As the number of women accusing Al Franken of inappropriate conduct grows ever larger, with allegations ranging from non-consensual kissing to lewd comments to groping, Franken’s Democratic colleagues in Congress have decided en masse that it is time for Franken to step down.
Franken was a highly regarded and well-loved senator before the allegations broke, and that made an impact on many Democrats’ responses. In their statements calling for the Minnesota senator’s resignation, The New York Times reports that Democrats like Chuck Schumer and Mazie Hirono mentioned their friendship with Franken as a complicating factor in their decision.
The first allegations brought against Franken were from Leeann Tweeden, the radio host and former Playboy model, who provided photographic evidence that Franken groped her in her sleep during a USO tour. Franken has apologized, but in the wave of accusations since, he has changed his tactic to claiming he doesn’t remember the alleged incidents. The public response to the claims about Franken’s behavior has been varied, though now that so many women have detailed Franken’s misconduct, there are significantly fewer people supporting the idea of the senator remaining in Congress.
The Washington Post
reports that the calls for Franken to step down began yesterday after the seventh woman came forward with details of groping at the hands of Franken. WaPo says the Minnesota senator is expected by insiders to announce his resignation today. While male senators had seemed content to wait for an ethics investigation, female senators led the call for a direct confrontation, not satisfied with waiting around for a committee’s decision after seven women had come forward. Per the Times:
But that did not head off a deluge that started when Senator Kirsten Gillibrand of New York declared on Facebook, “Enough is enough.”
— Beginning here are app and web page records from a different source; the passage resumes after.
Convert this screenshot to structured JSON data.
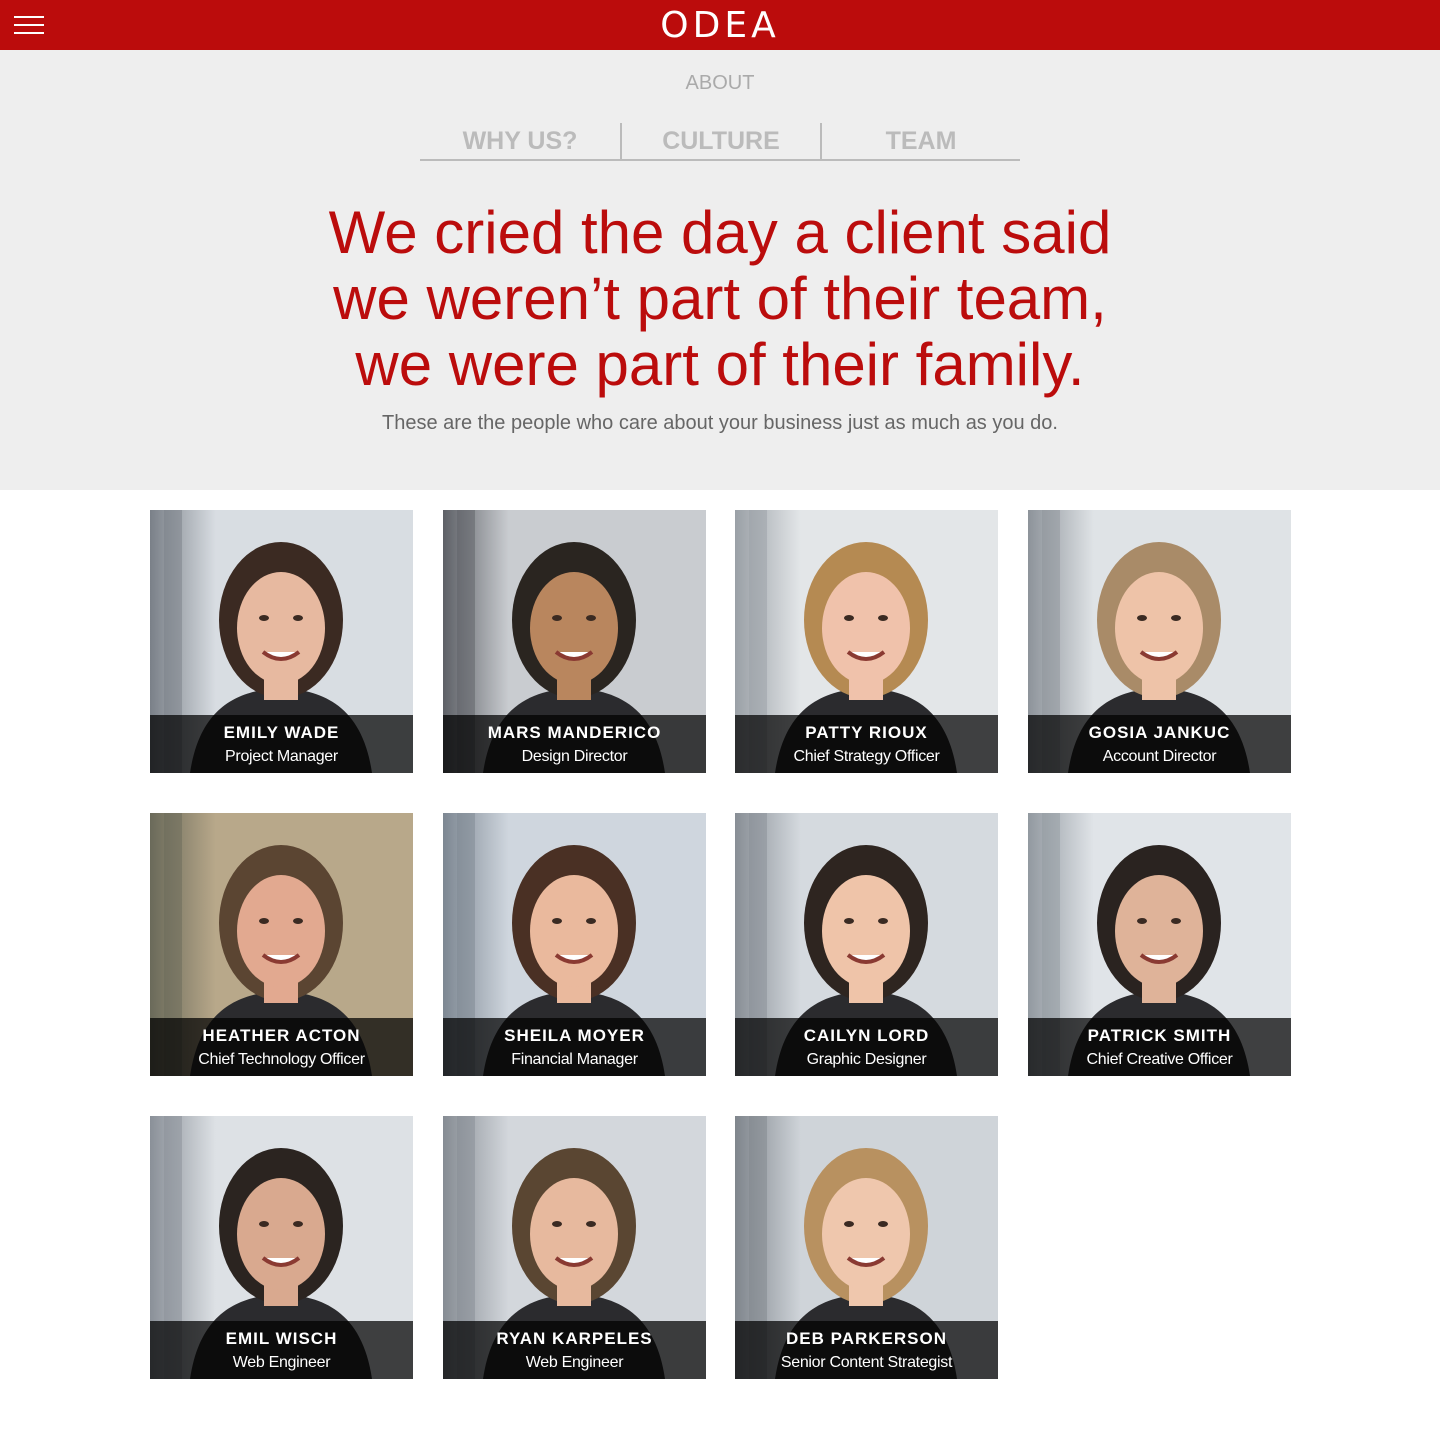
{
  "header": {
    "logo_text": "ODEA",
    "menu_icon": "hamburger-menu-icon",
    "brand_color": "#bb0c0c"
  },
  "hero": {
    "section_label": "ABOUT",
    "tabs": [
      {
        "label": "WHY US?"
      },
      {
        "label": "CULTURE"
      },
      {
        "label": "TEAM"
      }
    ],
    "headline_lines": [
      "We cried the day a client said",
      "we weren’t part of their team,",
      "we were part of their family."
    ],
    "tagline": "These are the people who care about your business just as much as you do."
  },
  "team": [
    {
      "name": "EMILY WADE",
      "role": "Project Manager"
    },
    {
      "name": "MARS MANDERICO",
      "role": "Design Director"
    },
    {
      "name": "PATTY RIOUX",
      "role": "Chief Strategy Officer"
    },
    {
      "name": "GOSIA JANKUC",
      "role": "Account Director"
    },
    {
      "name": "HEATHER ACTON",
      "role": "Chief Technology Officer"
    },
    {
      "name": "SHEILA MOYER",
      "role": "Financial Manager"
    },
    {
      "name": "CAILYN LORD",
      "role": "Graphic Designer"
    },
    {
      "name": "PATRICK SMITH",
      "role": "Chief Creative Officer"
    },
    {
      "name": "EMIL WISCH",
      "role": "Web Engineer"
    },
    {
      "name": "RYAN KARPELES",
      "role": "Web Engineer"
    },
    {
      "name": "DEB PARKERSON",
      "role": "Senior Content Strategist"
    }
  ]
}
“As elected officials, we should be held to the highest standards—not the lowest,” Ms. Gillibrand wrote on Twitter. “The allegations against Sen. Franken describe behavior that cannot be tolerated. While he’s entitled to an Ethics Committee hearing, I believe he should step aside to let someone else serve.”
There has been no official word yet from Franken’s office.